Monday, October 19, 2009

Writing your child's story

I've been posting a little less often lately, and it isn't for lack of things to write about. Le Petit has been doing more amazing and wonderful things than ever, and much of it is worthy of recording, at least in my biased opinion. But at the same time, as he grows and asserts his independence, I'm reminded that in some ways, his story isn't mine to tell.

When he was an infant and our identities were strangely and temporarily intermeshed, I had no trouble writing about him even in the first person. Now I worry what he'll think when he's teenager and he reclaims my narrative. I know there are some things I can't write about, like potty training, no matter how funny and noteworthy they seem to me right now. There are other things that I think will be OK -- his firsts, his language acquisition -- but how do I know?

I've stumbled across a lot of discussion about this issue around the web, I can't always remember where, but one of the most thoughtful posts I found here. That particular blogger writes eloquently about her family's two open adoptions, and our family story is less complex, with fewer actors, but some her concerns are mine. I too try to assume that everyone I write about will some day read what I've written. Including le Petit. Especially le Petit.

What I want him to take away from my blog when he reads it all those years in the future is that I felt excited and privileged to watch as he grew, learned about the world, and discovered the amazing person he is. It sounds pretty cheesy typed like that, but I'm not sure how else to say it. This blog is the diary of his biggest fan.

What I don't want him to feel is that I packaged his childhood for mass consumption, that I took the best bits and marketed them to an anonymous Internet audience. But I guess I'm doing that, too. After all, I write posts to be funny, or to resonate with other moms, and I relish the comments and feedback I get.

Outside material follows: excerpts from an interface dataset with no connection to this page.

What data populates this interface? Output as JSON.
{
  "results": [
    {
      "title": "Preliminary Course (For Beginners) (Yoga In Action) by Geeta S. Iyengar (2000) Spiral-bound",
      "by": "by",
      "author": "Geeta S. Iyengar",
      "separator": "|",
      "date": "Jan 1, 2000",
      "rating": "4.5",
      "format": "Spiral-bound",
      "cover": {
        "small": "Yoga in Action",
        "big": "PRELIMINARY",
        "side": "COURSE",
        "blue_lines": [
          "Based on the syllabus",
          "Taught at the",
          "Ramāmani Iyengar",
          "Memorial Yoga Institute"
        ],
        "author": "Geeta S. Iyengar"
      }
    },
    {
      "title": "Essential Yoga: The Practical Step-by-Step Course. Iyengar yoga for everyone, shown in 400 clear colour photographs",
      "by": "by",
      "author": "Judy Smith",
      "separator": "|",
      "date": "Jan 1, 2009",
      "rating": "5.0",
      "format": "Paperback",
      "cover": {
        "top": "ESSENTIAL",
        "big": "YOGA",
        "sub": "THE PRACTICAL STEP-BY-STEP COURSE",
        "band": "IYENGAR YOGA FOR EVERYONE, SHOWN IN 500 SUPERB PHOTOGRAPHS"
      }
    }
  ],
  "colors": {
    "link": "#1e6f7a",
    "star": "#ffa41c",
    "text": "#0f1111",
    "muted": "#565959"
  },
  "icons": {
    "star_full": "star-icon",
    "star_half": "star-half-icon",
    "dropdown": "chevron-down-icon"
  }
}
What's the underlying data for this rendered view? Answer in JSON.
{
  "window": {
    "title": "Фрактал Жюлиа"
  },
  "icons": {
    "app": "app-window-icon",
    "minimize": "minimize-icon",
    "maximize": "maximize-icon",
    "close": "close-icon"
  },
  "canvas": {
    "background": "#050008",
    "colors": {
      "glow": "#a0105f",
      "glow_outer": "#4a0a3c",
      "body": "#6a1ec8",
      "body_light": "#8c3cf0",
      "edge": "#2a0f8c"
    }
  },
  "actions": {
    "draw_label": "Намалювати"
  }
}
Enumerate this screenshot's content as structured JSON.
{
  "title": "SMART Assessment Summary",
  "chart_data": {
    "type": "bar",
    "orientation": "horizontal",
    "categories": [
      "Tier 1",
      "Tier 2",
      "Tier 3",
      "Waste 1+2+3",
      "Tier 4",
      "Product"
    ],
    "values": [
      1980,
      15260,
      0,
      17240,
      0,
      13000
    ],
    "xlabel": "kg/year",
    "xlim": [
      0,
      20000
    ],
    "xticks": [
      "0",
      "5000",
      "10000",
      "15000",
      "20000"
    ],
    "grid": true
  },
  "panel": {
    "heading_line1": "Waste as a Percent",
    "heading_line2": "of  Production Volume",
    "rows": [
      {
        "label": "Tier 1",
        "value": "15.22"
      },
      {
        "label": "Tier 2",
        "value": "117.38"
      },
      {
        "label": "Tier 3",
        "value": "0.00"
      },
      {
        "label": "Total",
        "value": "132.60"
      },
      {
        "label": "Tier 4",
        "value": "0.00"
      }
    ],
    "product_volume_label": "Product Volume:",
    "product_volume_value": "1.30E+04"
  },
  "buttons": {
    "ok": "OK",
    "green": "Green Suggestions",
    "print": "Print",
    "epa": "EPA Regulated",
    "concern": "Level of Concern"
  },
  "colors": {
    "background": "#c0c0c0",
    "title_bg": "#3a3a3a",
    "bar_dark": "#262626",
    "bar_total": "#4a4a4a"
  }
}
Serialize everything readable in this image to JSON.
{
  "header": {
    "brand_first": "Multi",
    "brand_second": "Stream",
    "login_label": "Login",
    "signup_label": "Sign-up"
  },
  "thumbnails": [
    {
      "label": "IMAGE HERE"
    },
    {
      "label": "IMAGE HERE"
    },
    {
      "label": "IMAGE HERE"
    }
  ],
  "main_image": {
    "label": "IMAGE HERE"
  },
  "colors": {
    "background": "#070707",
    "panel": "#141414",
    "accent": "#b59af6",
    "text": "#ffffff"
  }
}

I'm walking a fine line, and as le Petit gets older, I'll have to make even more of an effort to err on the side of keeping my mouth shut. Alas, this is not something that comes naturally to me, either in text or in 'real life.' I need to remember to keep this blog about me. I write for myself. I write about le Petit as I'd want someone to write about me. Though perhaps it's a good thing there were no blogs around in 1976.

I know many of my readers are blogging mothers, too, or spend time reading other moms' blogs. What are your thoughts?


Mom in France said...

Hi PmP -

I thought about this issue at the very beginning, thinking that I was partially motivated by preserving these early experiences for Boo.

Later on, though, I realize that Boo (and now Little Guy) are only two readers of the several, and that really I write for myself and the current readers, not for the kids.

I don't mind potty training stories (though I might not use pictures) or other small kid stuff to be embarrassed about later. And really, who knows what will happen with the technology and all this written stuff anyway 10-20 years down the line.

The only thing I refuse to do is to criticize them or E on my blog. As my aunt told her husband when he started one: Say only positive things!

caramama said...

I've been thinking about this for a few days now. I think for me, I try to write it all--well most of it. My blog has the same stories that I'm telling my friends and family about, so it seems the same to me to write it on the internet. I write the good, the bad, the potty training and the cute things she (and eventually they) say.

But I do it not just to share with friends and family and random internet strangers. I do it for two additional reasons that I can think of:

1. I don't seem to have a great memory for details of what happened. I'm good at remembering feelings, emotions and generally what went on. But I don't remember all those cute stories that other people seem to have no problem recounting. So I write them. That way, as my kids get older, I can pull out the written stories and tell them the stories.

2. I have found some of this parenting gig to be so hard and full of things that no one told me about that I want others to be able to find my blog and realize that they aren't alone.

There are probably more reasons, but those are the big ones.

Angie said...

This is an interesting point of view that I didn't really consider. My family is spread out, so I have locked mine down with passwords so that I can post all the pretty pictures I want. I too tend to write what I would tell you if you happened to call me that day - but never criticize family or friends, as irritations fade but writing is forever. That forever aspect is great when it's cute-isms like how she says "babing suit," etc.